+++ DATA TO PROCESS
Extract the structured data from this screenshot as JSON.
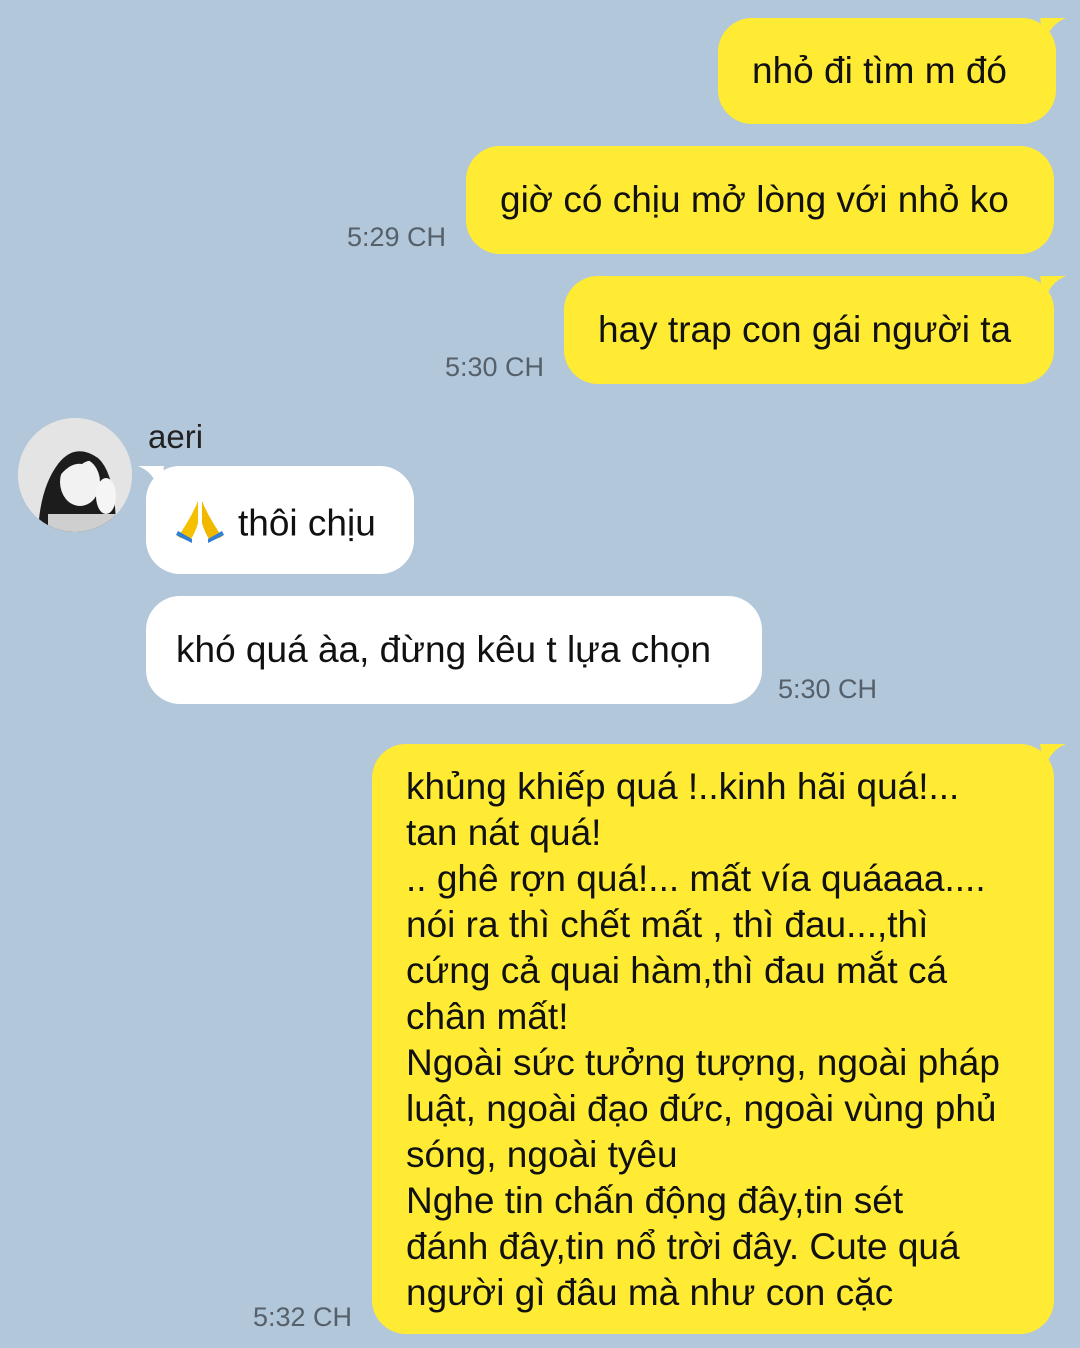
{
  "chat": {
    "messages": [
      {
        "from": "me",
        "text": "nhỏ đi tìm m đó"
      },
      {
        "from": "me",
        "text": "giờ có chịu mở lòng với nhỏ ko",
        "time": "5:29 CH"
      },
      {
        "from": "me",
        "text": "hay trap con gái người ta",
        "time": "5:30 CH"
      },
      {
        "from": "them",
        "sender": "aeri",
        "text": "thôi chịu",
        "emoji": "folded-hands-emoji"
      },
      {
        "from": "them",
        "text": "khó quá àa, đừng kêu t lựa chọn",
        "time": "5:30 CH"
      },
      {
        "from": "me",
        "text": "khủng khiếp quá !..kinh hãi quá!...\ntan nát quá!\n.. ghê rợn quá!... mất vía quáaaa....\nnói ra thì chết mất , thì đau...,thì\ncứng cả quai hàm,thì đau mắt cá\nchân mất!\nNgoài sức tưởng tượng, ngoài pháp\nluật, ngoài đạo đức, ngoài vùng phủ\nsóng, ngoài tyêu\nNghe tin chấn động đây,tin sét\nđánh đây,tin nổ trời đây. Cute quá\nngười gì đâu mà như con cặc",
        "time": "5:32 CH"
      }
    ]
  },
  "colors": {
    "background": "#b2c7da",
    "my_bubble": "#ffeb33",
    "their_bubble": "#ffffff",
    "timestamp": "#55606a"
  }
}
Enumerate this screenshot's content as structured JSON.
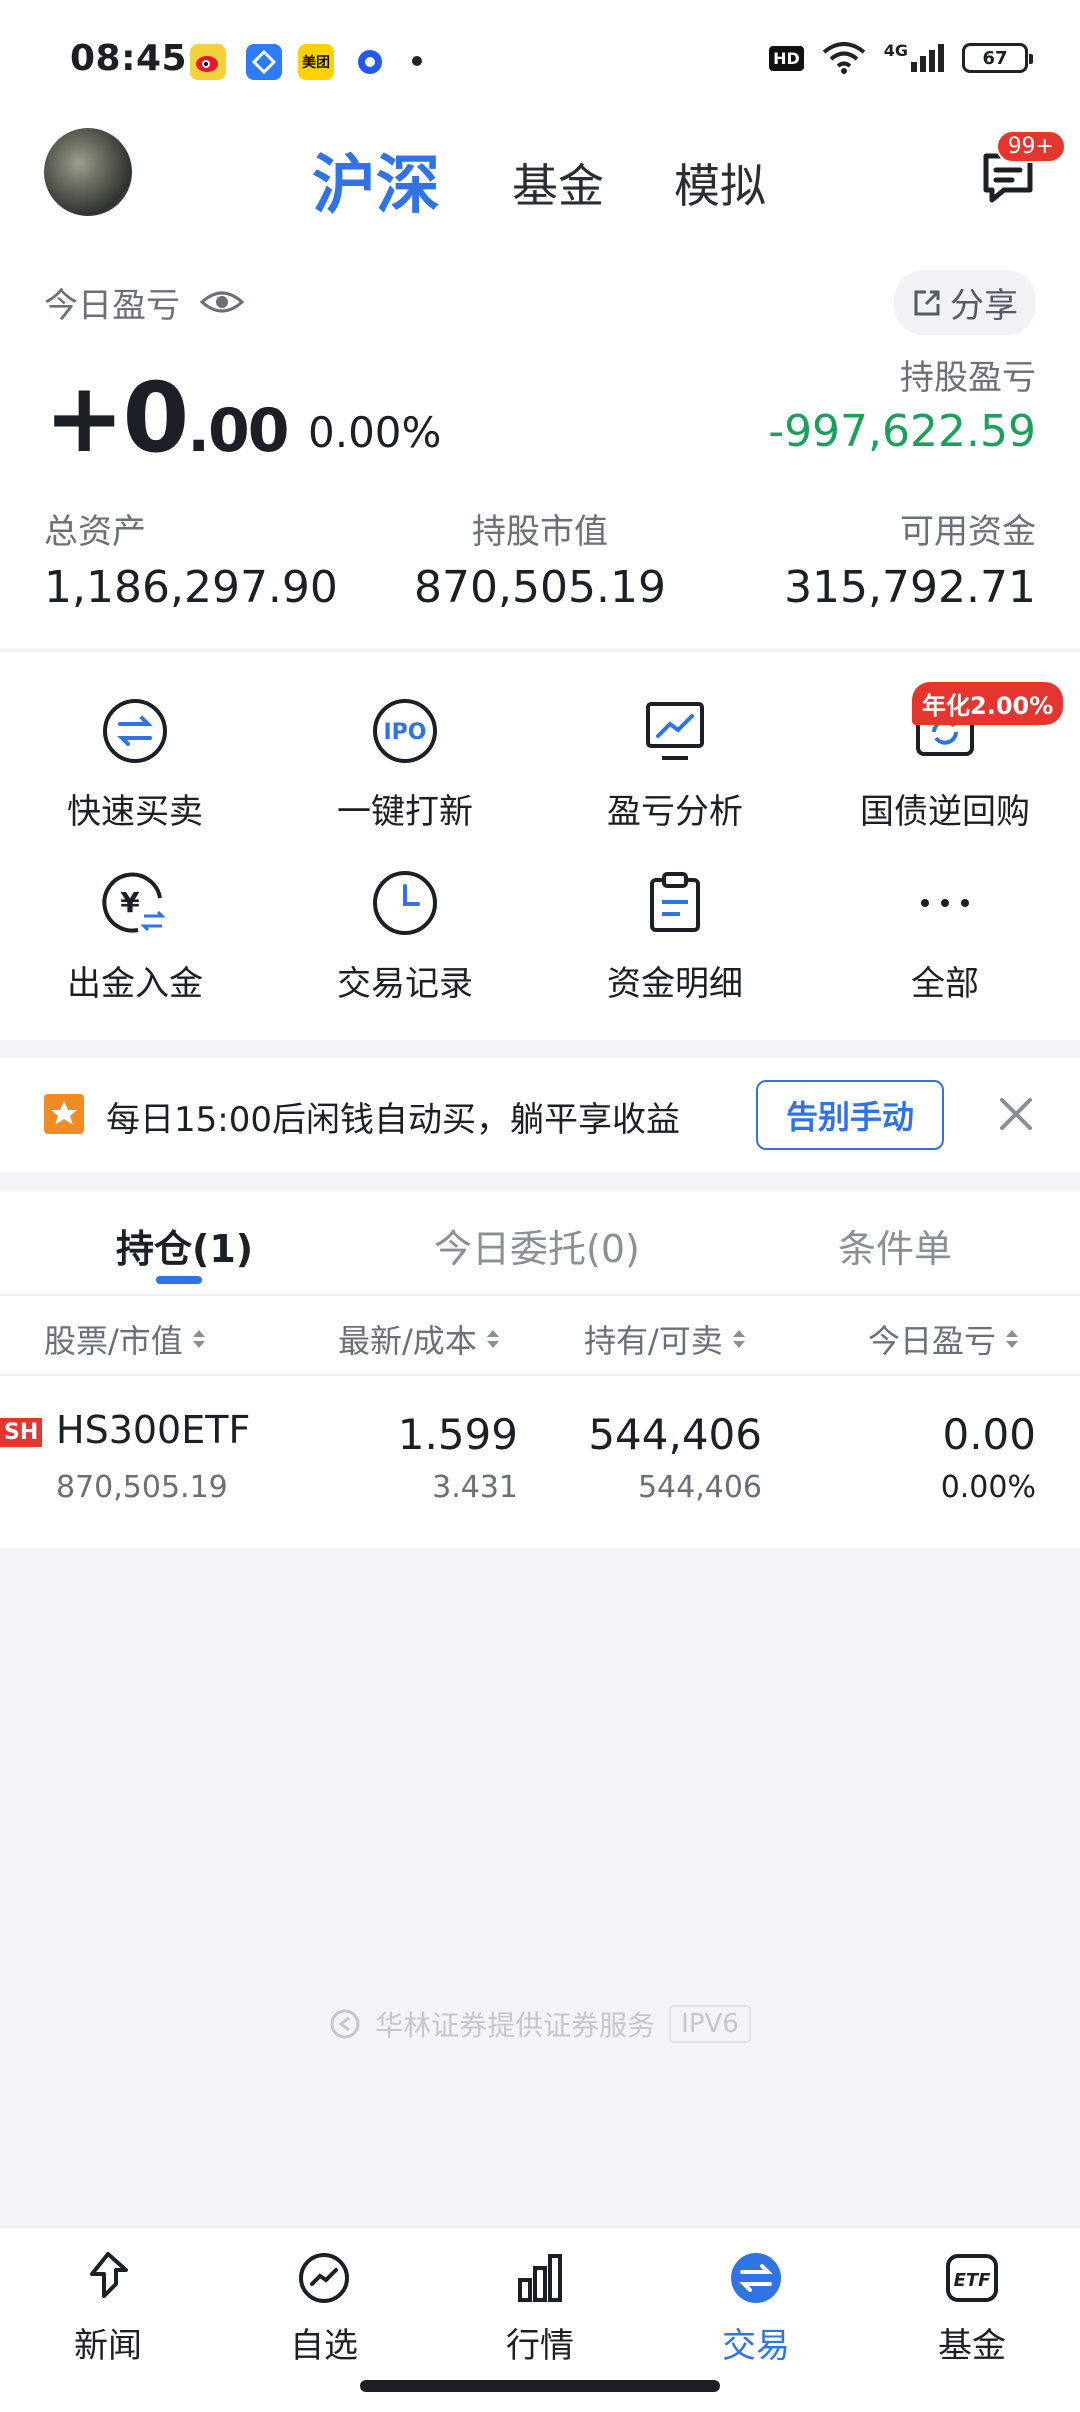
{
  "status_bar": {
    "time": "08:45",
    "notif_meituan": "美团",
    "hd": "HD",
    "network": "4G",
    "battery": "67"
  },
  "header": {
    "tabs": [
      "沪深",
      "基金",
      "模拟"
    ],
    "message_badge": "99+"
  },
  "summary": {
    "today_pnl_label": "今日盈亏",
    "share_label": "分享",
    "today_pnl_int": "+0",
    "today_pnl_dec": ".00",
    "today_pnl_pct": "0.00%",
    "hold_pnl_label": "持股盈亏",
    "hold_pnl_value": "-997,622.59",
    "total_assets_label": "总资产",
    "total_assets_value": "1,186,297.90",
    "market_value_label": "持股市值",
    "market_value_value": "870,505.19",
    "available_label": "可用资金",
    "available_value": "315,792.71"
  },
  "actions": [
    {
      "label": "快速买卖",
      "icon": "swap-icon"
    },
    {
      "label": "一键打新",
      "icon": "ipo-icon"
    },
    {
      "label": "盈亏分析",
      "icon": "chart-monitor-icon"
    },
    {
      "label": "国债逆回购",
      "icon": "repo-icon"
    },
    {
      "label": "出金入金",
      "icon": "yuan-transfer-icon"
    },
    {
      "label": "交易记录",
      "icon": "clock-icon"
    },
    {
      "label": "资金明细",
      "icon": "clipboard-icon"
    },
    {
      "label": "全部",
      "icon": "more-icon"
    }
  ],
  "apr_badge": "年化2.00%",
  "banner": {
    "text": "每日15:00后闲钱自动买，躺平享收益",
    "button": "告别手动"
  },
  "positions": {
    "tabs": [
      "持仓(1)",
      "今日委托(0)",
      "条件单"
    ],
    "columns": [
      "股票/市值",
      "最新/成本",
      "持有/可卖",
      "今日盈亏"
    ],
    "rows": [
      {
        "market": "SH",
        "name": "HS300ETF",
        "market_value": "870,505.19",
        "latest": "1.599",
        "cost": "3.431",
        "hold": "544,406",
        "sellable": "544,406",
        "today_pnl": "0.00",
        "today_pnl_pct": "0.00%"
      }
    ]
  },
  "footer": {
    "note": "华林证券提供证券服务",
    "tag": "IPV6"
  },
  "bottom_nav": [
    {
      "label": "新闻",
      "icon": "news-icon"
    },
    {
      "label": "自选",
      "icon": "watchlist-icon"
    },
    {
      "label": "行情",
      "icon": "market-icon"
    },
    {
      "label": "交易",
      "icon": "trade-icon"
    },
    {
      "label": "基金",
      "icon": "etf-icon"
    }
  ],
  "colors": {
    "accent": "#2f73e4",
    "up": "#e5352f",
    "down": "#1aa05a"
  }
}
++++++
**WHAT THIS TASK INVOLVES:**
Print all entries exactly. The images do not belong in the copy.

**RESPONSE FOR THIS EXERCISE:**
Extract the structured data from this screenshot as JSON.
{
  "chat": {
    "messages": [
      {
        "from": "me",
        "text": "nhỏ đi tìm m đó"
      },
      {
        "from": "me",
        "text": "giờ có chịu mở lòng với nhỏ ko",
        "time": "5:29 CH"
      },
      {
        "from": "me",
        "text": "hay trap con gái người ta",
        "time": "5:30 CH"
      },
      {
        "from": "them",
        "sender": "aeri",
        "text": "thôi chịu",
        "emoji": "folded-hands-emoji"
      },
      {
        "from": "them",
        "text": "khó quá àa, đừng kêu t lựa chọn",
        "time": "5:30 CH"
      },
      {
        "from": "me",
        "text": "khủng khiếp quá !..kinh hãi quá!...\ntan nát quá!\n.. ghê rợn quá!... mất vía quáaaa....\nnói ra thì chết mất , thì đau...,thì\ncứng cả quai hàm,thì đau mắt cá\nchân mất!\nNgoài sức tưởng tượng, ngoài pháp\nluật, ngoài đạo đức, ngoài vùng phủ\nsóng, ngoài tyêu\nNghe tin chấn động đây,tin sét\nđánh đây,tin nổ trời đây. Cute quá\nngười gì đâu mà như con cặc",
        "time": "5:32 CH"
      }
    ]
  },
  "colors": {
    "background": "#b2c7da",
    "my_bubble": "#ffeb33",
    "their_bubble": "#ffffff",
    "timestamp": "#55606a"
  }
}
Enumerate this screenshot's content as structured JSON.
{
  "status_bar": {
    "time": "08:45",
    "notif_meituan": "美团",
    "hd": "HD",
    "network": "4G",
    "battery": "67"
  },
  "header": {
    "tabs": [
      "沪深",
      "基金",
      "模拟"
    ],
    "message_badge": "99+"
  },
  "summary": {
    "today_pnl_label": "今日盈亏",
    "share_label": "分享",
    "today_pnl_int": "+0",
    "today_pnl_dec": ".00",
    "today_pnl_pct": "0.00%",
    "hold_pnl_label": "持股盈亏",
    "hold_pnl_value": "-997,622.59",
    "total_assets_label": "总资产",
    "total_assets_value": "1,186,297.90",
    "market_value_label": "持股市值",
    "market_value_value": "870,505.19",
    "available_label": "可用资金",
    "available_value": "315,792.71"
  },
  "actions": [
    {
      "label": "快速买卖",
      "icon": "swap-icon"
    },
    {
      "label": "一键打新",
      "icon": "ipo-icon"
    },
    {
      "label": "盈亏分析",
      "icon": "chart-monitor-icon"
    },
    {
      "label": "国债逆回购",
      "icon": "repo-icon"
    },
    {
      "label": "出金入金",
      "icon": "yuan-transfer-icon"
    },
    {
      "label": "交易记录",
      "icon": "clock-icon"
    },
    {
      "label": "资金明细",
      "icon": "clipboard-icon"
    },
    {
      "label": "全部",
      "icon": "more-icon"
    }
  ],
  "apr_badge": "年化2.00%",
  "banner": {
    "text": "每日15:00后闲钱自动买，躺平享收益",
    "button": "告别手动"
  },
  "positions": {
    "tabs": [
      "持仓(1)",
      "今日委托(0)",
      "条件单"
    ],
    "columns": [
      "股票/市值",
      "最新/成本",
      "持有/可卖",
      "今日盈亏"
    ],
    "rows": [
      {
        "market": "SH",
        "name": "HS300ETF",
        "market_value": "870,505.19",
        "latest": "1.599",
        "cost": "3.431",
        "hold": "544,406",
        "sellable": "544,406",
        "today_pnl": "0.00",
        "today_pnl_pct": "0.00%"
      }
    ]
  },
  "footer": {
    "note": "华林证券提供证券服务",
    "tag": "IPV6"
  },
  "bottom_nav": [
    {
      "label": "新闻",
      "icon": "news-icon"
    },
    {
      "label": "自选",
      "icon": "watchlist-icon"
    },
    {
      "label": "行情",
      "icon": "market-icon"
    },
    {
      "label": "交易",
      "icon": "trade-icon"
    },
    {
      "label": "基金",
      "icon": "etf-icon"
    }
  ],
  "colors": {
    "accent": "#2f73e4",
    "up": "#e5352f",
    "down": "#1aa05a"
  }
}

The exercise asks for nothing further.